- **BRIEF**
Your answer should be the lines of the data below that contain "true".

- **DATA PROVIDED**
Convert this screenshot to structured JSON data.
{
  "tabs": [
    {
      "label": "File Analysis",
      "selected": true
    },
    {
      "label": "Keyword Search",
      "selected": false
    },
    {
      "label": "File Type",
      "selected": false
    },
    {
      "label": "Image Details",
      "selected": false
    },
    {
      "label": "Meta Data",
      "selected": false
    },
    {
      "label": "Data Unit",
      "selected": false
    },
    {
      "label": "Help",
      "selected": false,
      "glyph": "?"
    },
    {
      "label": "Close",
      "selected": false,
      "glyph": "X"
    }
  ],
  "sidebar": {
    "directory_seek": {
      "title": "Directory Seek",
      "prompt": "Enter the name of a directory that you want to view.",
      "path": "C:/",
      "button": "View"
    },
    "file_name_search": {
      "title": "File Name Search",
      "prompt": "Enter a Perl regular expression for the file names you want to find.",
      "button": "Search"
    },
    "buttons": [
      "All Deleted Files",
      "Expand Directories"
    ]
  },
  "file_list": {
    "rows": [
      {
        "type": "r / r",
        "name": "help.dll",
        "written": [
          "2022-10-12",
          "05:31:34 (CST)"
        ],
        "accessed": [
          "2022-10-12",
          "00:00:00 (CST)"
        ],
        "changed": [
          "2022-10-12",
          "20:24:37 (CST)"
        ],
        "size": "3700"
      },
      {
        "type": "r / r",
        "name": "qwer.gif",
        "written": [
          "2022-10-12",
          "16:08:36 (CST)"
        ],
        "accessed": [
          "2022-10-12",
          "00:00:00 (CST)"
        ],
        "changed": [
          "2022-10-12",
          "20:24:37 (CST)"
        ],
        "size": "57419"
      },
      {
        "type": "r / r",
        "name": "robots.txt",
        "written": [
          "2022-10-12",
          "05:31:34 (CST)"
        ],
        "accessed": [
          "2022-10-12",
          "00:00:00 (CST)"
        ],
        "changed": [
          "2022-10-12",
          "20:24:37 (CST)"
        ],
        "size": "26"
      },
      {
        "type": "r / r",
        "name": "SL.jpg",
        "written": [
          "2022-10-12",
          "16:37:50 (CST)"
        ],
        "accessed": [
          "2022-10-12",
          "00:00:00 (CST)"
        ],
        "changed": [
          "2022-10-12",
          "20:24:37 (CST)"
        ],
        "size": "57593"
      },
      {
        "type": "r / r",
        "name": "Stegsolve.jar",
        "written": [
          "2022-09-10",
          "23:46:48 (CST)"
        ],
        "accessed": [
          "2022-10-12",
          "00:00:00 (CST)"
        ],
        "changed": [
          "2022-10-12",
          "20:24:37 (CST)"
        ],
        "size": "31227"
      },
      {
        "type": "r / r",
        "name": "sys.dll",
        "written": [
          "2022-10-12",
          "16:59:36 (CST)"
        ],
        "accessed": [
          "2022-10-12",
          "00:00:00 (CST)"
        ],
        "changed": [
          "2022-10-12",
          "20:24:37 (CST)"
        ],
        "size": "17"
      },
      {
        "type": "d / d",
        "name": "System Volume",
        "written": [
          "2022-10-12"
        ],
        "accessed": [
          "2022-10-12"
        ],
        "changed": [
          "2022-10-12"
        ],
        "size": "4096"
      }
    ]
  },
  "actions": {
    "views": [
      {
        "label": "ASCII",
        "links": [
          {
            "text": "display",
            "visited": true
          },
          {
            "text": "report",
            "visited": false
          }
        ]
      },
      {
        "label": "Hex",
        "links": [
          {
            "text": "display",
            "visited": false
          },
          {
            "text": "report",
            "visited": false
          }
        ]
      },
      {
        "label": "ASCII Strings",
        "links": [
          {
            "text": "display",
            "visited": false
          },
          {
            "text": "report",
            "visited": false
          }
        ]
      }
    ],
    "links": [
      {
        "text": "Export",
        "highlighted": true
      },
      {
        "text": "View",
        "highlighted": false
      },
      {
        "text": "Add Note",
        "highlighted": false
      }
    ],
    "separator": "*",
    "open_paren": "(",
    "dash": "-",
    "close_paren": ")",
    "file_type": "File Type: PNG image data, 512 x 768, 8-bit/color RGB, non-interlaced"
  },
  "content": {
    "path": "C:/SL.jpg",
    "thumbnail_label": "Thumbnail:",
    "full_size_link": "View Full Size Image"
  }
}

- **EXERCISE RESULT**
      "selected": true
            "visited": true
        "highlighted": true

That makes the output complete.